● EXERCISE DIRECTIONS: Write an exact copy of the entries below that leaves out all pictures.

(Data extracted from a collection)

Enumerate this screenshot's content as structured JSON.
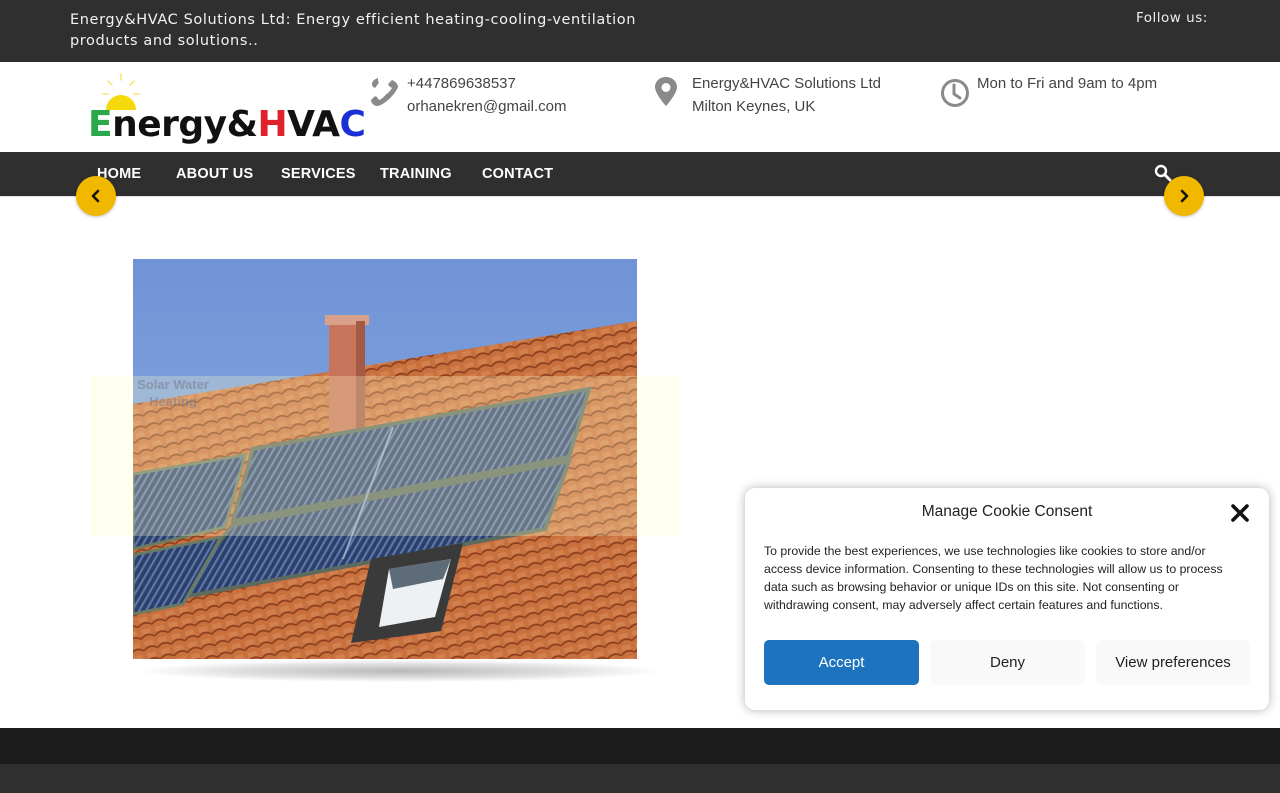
{
  "topbar": {
    "tagline": "Energy&HVAC Solutions Ltd: Energy efficient heating-cooling-ventilation products and solutions..",
    "follow_label": "Follow us:"
  },
  "header": {
    "logo": {
      "part_e": "E",
      "part_nergy": "nergy&",
      "part_h": "H",
      "part_va": "VA",
      "part_c": "C",
      "colors": {
        "e": "#2aa84a",
        "h": "#e0202a",
        "c": "#1a2fd6",
        "sun": "#f5d90a"
      }
    },
    "contact": {
      "phone": "+447869638537",
      "email": "orhanekren@gmail.com",
      "icon": "phone-icon"
    },
    "address": {
      "line1": "Energy&HVAC Solutions Ltd",
      "line2": "Milton Keynes, UK",
      "icon": "map-marker-icon"
    },
    "hours": {
      "text": "Mon to Fri and 9am to 4pm",
      "icon": "clock-icon"
    }
  },
  "nav": {
    "items": [
      {
        "label": "HOME"
      },
      {
        "label": "ABOUT US"
      },
      {
        "label": "SERVICES"
      },
      {
        "label": "TRAINING"
      },
      {
        "label": "CONTACT"
      }
    ],
    "search_icon": "search-icon"
  },
  "slider": {
    "prev_icon": "chevron-left-icon",
    "next_icon": "chevron-right-icon",
    "image_alt": "Solar water heating collectors on a tiled roof",
    "faded_caption": "Solar Water Heating",
    "accent_color": "#f2b800"
  },
  "cookie": {
    "title": "Manage Cookie Consent",
    "body": "To provide the best experiences, we use technologies like cookies to store and/or access device information. Consenting to these technologies will allow us to process data such as browsing behavior or unique IDs on this site. Not consenting or withdrawing consent, may adversely affect certain features and functions.",
    "accept_label": "Accept",
    "deny_label": "Deny",
    "preferences_label": "View preferences",
    "accept_color": "#1e73be"
  }
}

● YOUR RESPONSE:
Enumerate this screenshot's content as structured JSON.
{
  "topbar": {
    "tagline": "Energy&HVAC Solutions Ltd: Energy efficient heating-cooling-ventilation products and solutions..",
    "follow_label": "Follow us:"
  },
  "header": {
    "logo": {
      "part_e": "E",
      "part_nergy": "nergy&",
      "part_h": "H",
      "part_va": "VA",
      "part_c": "C",
      "colors": {
        "e": "#2aa84a",
        "h": "#e0202a",
        "c": "#1a2fd6",
        "sun": "#f5d90a"
      }
    },
    "contact": {
      "phone": "+447869638537",
      "email": "orhanekren@gmail.com",
      "icon": "phone-icon"
    },
    "address": {
      "line1": "Energy&HVAC Solutions Ltd",
      "line2": "Milton Keynes, UK",
      "icon": "map-marker-icon"
    },
    "hours": {
      "text": "Mon to Fri and 9am to 4pm",
      "icon": "clock-icon"
    }
  },
  "nav": {
    "items": [
      {
        "label": "HOME"
      },
      {
        "label": "ABOUT US"
      },
      {
        "label": "SERVICES"
      },
      {
        "label": "TRAINING"
      },
      {
        "label": "CONTACT"
      }
    ],
    "search_icon": "search-icon"
  },
  "slider": {
    "prev_icon": "chevron-left-icon",
    "next_icon": "chevron-right-icon",
    "image_alt": "Solar water heating collectors on a tiled roof",
    "faded_caption": "Solar Water Heating",
    "accent_color": "#f2b800"
  },
  "cookie": {
    "title": "Manage Cookie Consent",
    "body": "To provide the best experiences, we use technologies like cookies to store and/or access device information. Consenting to these technologies will allow us to process data such as browsing behavior or unique IDs on this site. Not consenting or withdrawing consent, may adversely affect certain features and functions.",
    "accept_label": "Accept",
    "deny_label": "Deny",
    "preferences_label": "View preferences",
    "accept_color": "#1e73be"
  }
}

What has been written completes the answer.